For an open mike show, part of how I uphold my part in the exchange is that I screen for prepared people by insisting that they sign up by email in advance. It's not the only filter, but it's one that directly addresses the concern of preparedness. Hopefully the people getting on stage are the ones who at least had the presence of mind to think in advance about the fact that they will perform, and have wondered about what they will say. They should even be a little worried about making an ass of themselves to the point where they'll want to reduce that risk by preparing. Those are the people I put on stage.

The guy who just leans in during the middle of a show and asks to perform? Filtered.

It is, of course, entirely possible that a comedian can sign up and not prepare, but so far the system has done a good job of weeding out people like that. We still get a lot of terrible performances at our New Material Night shows, but for the most part it's okay because I, and the audience, can respect a performer who tried in earnest and missed. If we can see this person really wanted to reach us, then we are sympathetic to the fact that they are new to the craft.

I'm always saying to performers there's a world of difference between wanting to make the audience laugh and wanting to make the audience think you're funny. If you fail at the former, the audience roots for you to do better the next time.

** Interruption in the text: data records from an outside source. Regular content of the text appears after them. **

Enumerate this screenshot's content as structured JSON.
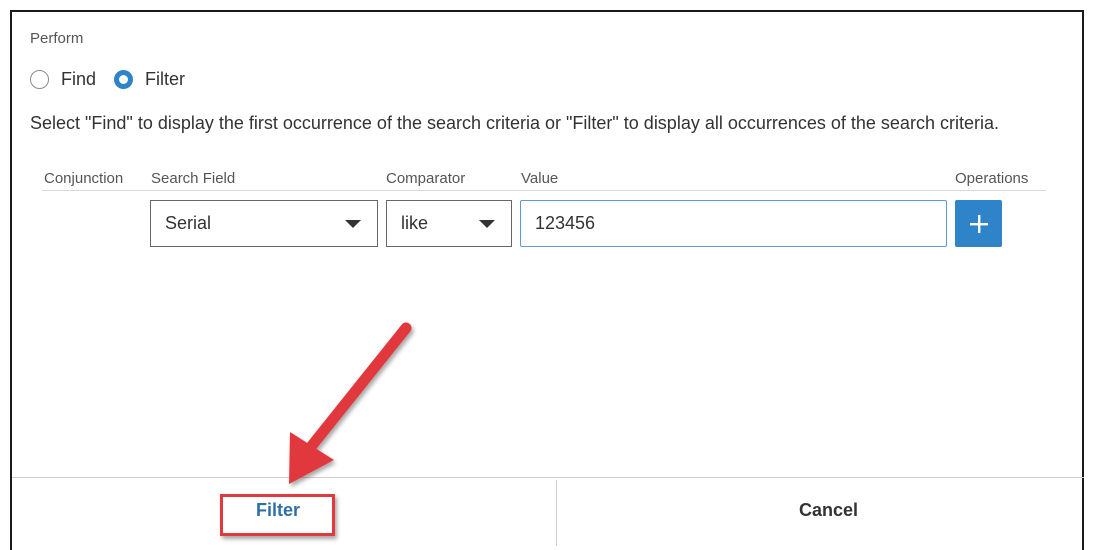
{
  "perform": {
    "label": "Perform",
    "options": [
      {
        "label": "Find",
        "selected": false
      },
      {
        "label": "Filter",
        "selected": true
      }
    ],
    "help_text": "Select \"Find\" to display the first occurrence of the search criteria or \"Filter\" to display all occurrences of the search criteria."
  },
  "criteria_table": {
    "headers": {
      "conjunction": "Conjunction",
      "search_field": "Search Field",
      "comparator": "Comparator",
      "value": "Value",
      "operations": "Operations"
    },
    "row": {
      "search_field": "Serial",
      "comparator": "like",
      "value": "123456",
      "add_icon": "plus-icon"
    }
  },
  "footer": {
    "filter_label": "Filter",
    "cancel_label": "Cancel"
  },
  "colors": {
    "accent": "#2f83c8",
    "annotation": "#e0393e"
  }
}
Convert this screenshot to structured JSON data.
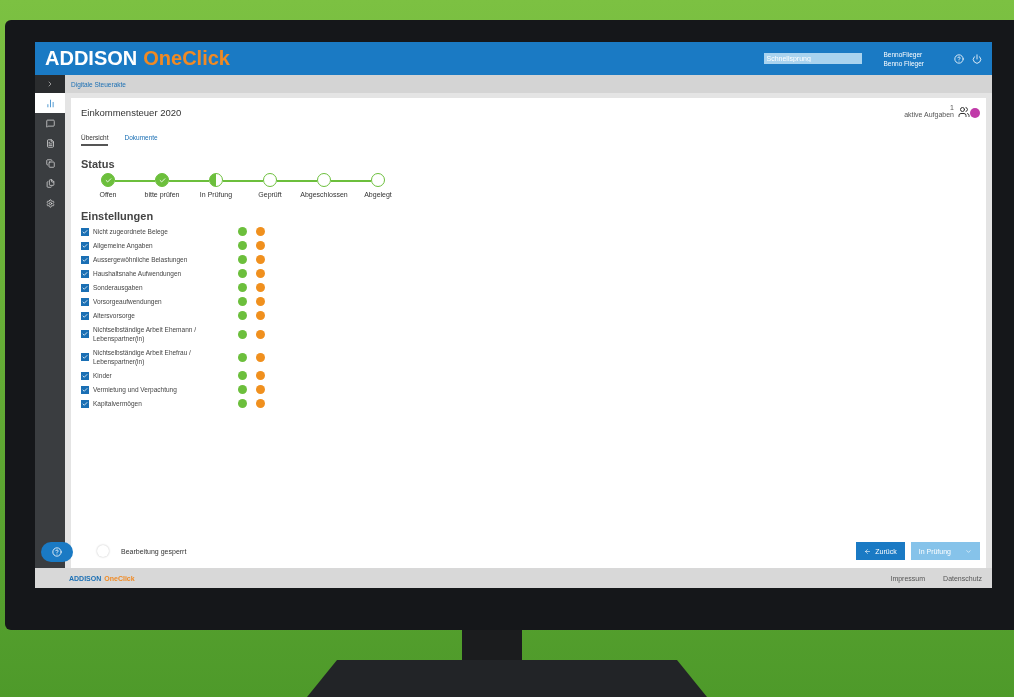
{
  "header": {
    "logo_main": "ADDISON",
    "logo_product": "OneClick",
    "search": {
      "placeholder": "Schnellsprung"
    },
    "user_login": "BennoFlieger",
    "user_name": "Benno Flieger"
  },
  "breadcrumb": "Digitale Steuerakte",
  "sidebar": {
    "items": [
      {
        "selected": true
      },
      {
        "selected": false
      },
      {
        "selected": false
      },
      {
        "selected": false
      },
      {
        "selected": false
      },
      {
        "selected": false
      }
    ]
  },
  "page": {
    "title": "Einkommensteuer 2020",
    "task_count": "1",
    "task_label": "aktive Aufgaben",
    "tabs": [
      {
        "label": "Übersicht",
        "selected": true
      },
      {
        "label": "Dokumente",
        "selected": false
      }
    ],
    "status": {
      "heading": "Status",
      "steps": [
        {
          "label": "Offen",
          "kind": "done"
        },
        {
          "label": "bitte prüfen",
          "kind": "done"
        },
        {
          "label": "In Prüfung",
          "kind": "partial"
        },
        {
          "label": "Geprüft",
          "kind": "open"
        },
        {
          "label": "Abgeschlossen",
          "kind": "open"
        },
        {
          "label": "Abgelegt",
          "kind": "open"
        }
      ]
    },
    "settings": {
      "heading": "Einstellungen",
      "items": [
        {
          "label": "Nicht zugeordnete Belege",
          "checked": true
        },
        {
          "label": "Allgemeine Angaben",
          "checked": true
        },
        {
          "label": "Aussergewöhnliche Belastungen",
          "checked": true
        },
        {
          "label": "Haushaltsnahe Aufwendungen",
          "checked": true
        },
        {
          "label": "Sonderausgaben",
          "checked": true
        },
        {
          "label": "Vorsorgeaufwendungen",
          "checked": true
        },
        {
          "label": "Altersvorsorge",
          "checked": true
        },
        {
          "label": "Nichtselbständige Arbeit Ehemann / Lebenspartner(in)",
          "checked": true
        },
        {
          "label": "Nichtselbständige Arbeit Ehefrau / Lebenspartner(in)",
          "checked": true
        },
        {
          "label": "Kinder",
          "checked": true
        },
        {
          "label": "Vermietung und Verpachtung",
          "checked": true
        },
        {
          "label": "Kapitalvermögen",
          "checked": true
        }
      ]
    },
    "lock": {
      "label": "Bearbeitung gesperrt",
      "on": false
    },
    "buttons": [
      {
        "label": "Zurück",
        "kind": "back",
        "disabled": false
      },
      {
        "label": "In Prüfung",
        "kind": "next",
        "disabled": true
      }
    ]
  },
  "footer": {
    "logo_main": "ADDISON",
    "logo_product": "OneClick",
    "links": [
      "Impressum",
      "Datenschutz"
    ]
  }
}
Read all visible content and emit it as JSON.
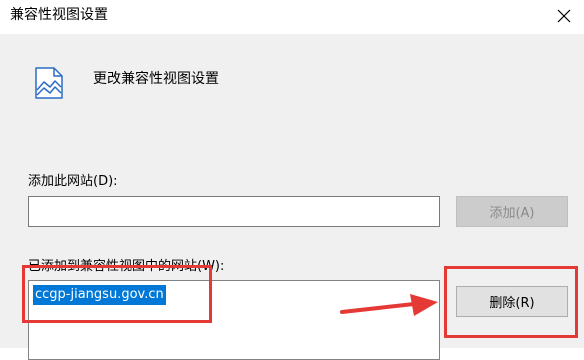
{
  "window": {
    "title": "兼容性视图设置",
    "close_glyph": "✕"
  },
  "header": {
    "icon": "compat-view-icon",
    "text": "更改兼容性视图设置"
  },
  "add_section": {
    "label": "添加此网站(D):",
    "input_value": "",
    "add_button_label": "添加(A)"
  },
  "list_section": {
    "label": "已添加到兼容性视图中的网站(W):",
    "items": [
      "ccgp-jiangsu.gov.cn"
    ],
    "remove_button_label": "删除(R)"
  },
  "annotations": {
    "highlight_color": "#e53935",
    "arrow_color": "#e53935"
  },
  "colors": {
    "selection": "#0078d7",
    "dialog_background": "#f0f0f0"
  }
}
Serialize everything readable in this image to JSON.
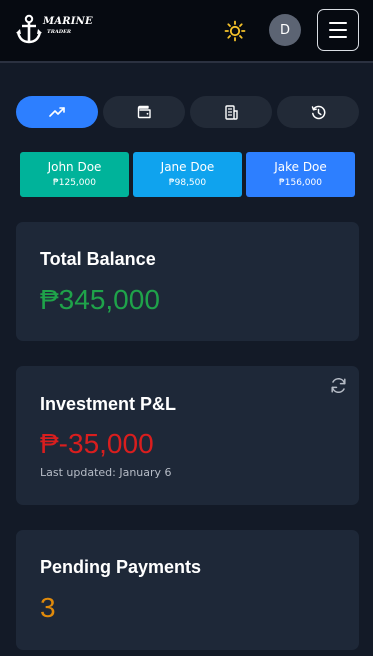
{
  "header": {
    "logo_text": "MARINE",
    "logo_subtext": "TRADER",
    "avatar_initial": "D",
    "theme_icon": "sun-icon",
    "menu_icon": "hamburger-menu-icon",
    "accent_color": "#f6c32a"
  },
  "tabs": [
    {
      "icon": "trending-up-icon",
      "active": true
    },
    {
      "icon": "wallet-icon",
      "active": false
    },
    {
      "icon": "receipt-icon",
      "active": false
    },
    {
      "icon": "history-icon",
      "active": false
    }
  ],
  "people": [
    {
      "name": "John Doe",
      "amount": "₱125,000",
      "color": "#00b39a"
    },
    {
      "name": "Jane Doe",
      "amount": "₱98,500",
      "color": "#0fa3ee"
    },
    {
      "name": "Jake Doe",
      "amount": "₱156,000",
      "color": "#2d7fff"
    }
  ],
  "cards": {
    "total_balance": {
      "title": "Total Balance",
      "value": "₱345,000",
      "color": "#1fa34a"
    },
    "investment": {
      "title": "Investment P&L",
      "value": "₱-35,000",
      "note": "Last updated: January 6",
      "color": "#d91e1e"
    },
    "pending": {
      "title": "Pending Payments",
      "value": "3",
      "color": "#e08a0b"
    }
  }
}
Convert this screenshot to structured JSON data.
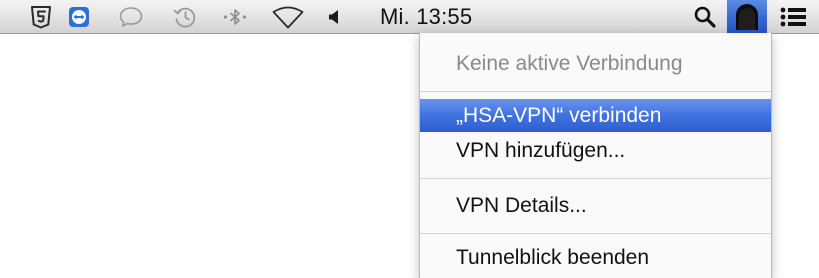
{
  "menubar": {
    "clock": "Mi. 13:55",
    "icons": [
      "html5-shield-icon",
      "teamviewer-icon",
      "speech-bubble-icon",
      "time-machine-icon",
      "bluetooth-icon",
      "wifi-icon",
      "volume-icon",
      "spotlight-search-icon",
      "tunnelblick-icon",
      "notification-list-icon"
    ]
  },
  "menu": {
    "status": "Keine aktive Verbindung",
    "connect": "„HSA-VPN“ verbinden",
    "add_vpn": "VPN hinzufügen...",
    "details": "VPN Details...",
    "quit": "Tunnelblick beenden"
  },
  "colors": {
    "highlight": "#3f72e0",
    "disabled_text": "#8a8a8a",
    "active_icon_bg": "#3568d4"
  }
}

If you fail at the latter, the audience hopes you don't come back.

Respect for what it means to be on stage, to be given the audience's time, is a big part of determining which side of that judgement you'll land on.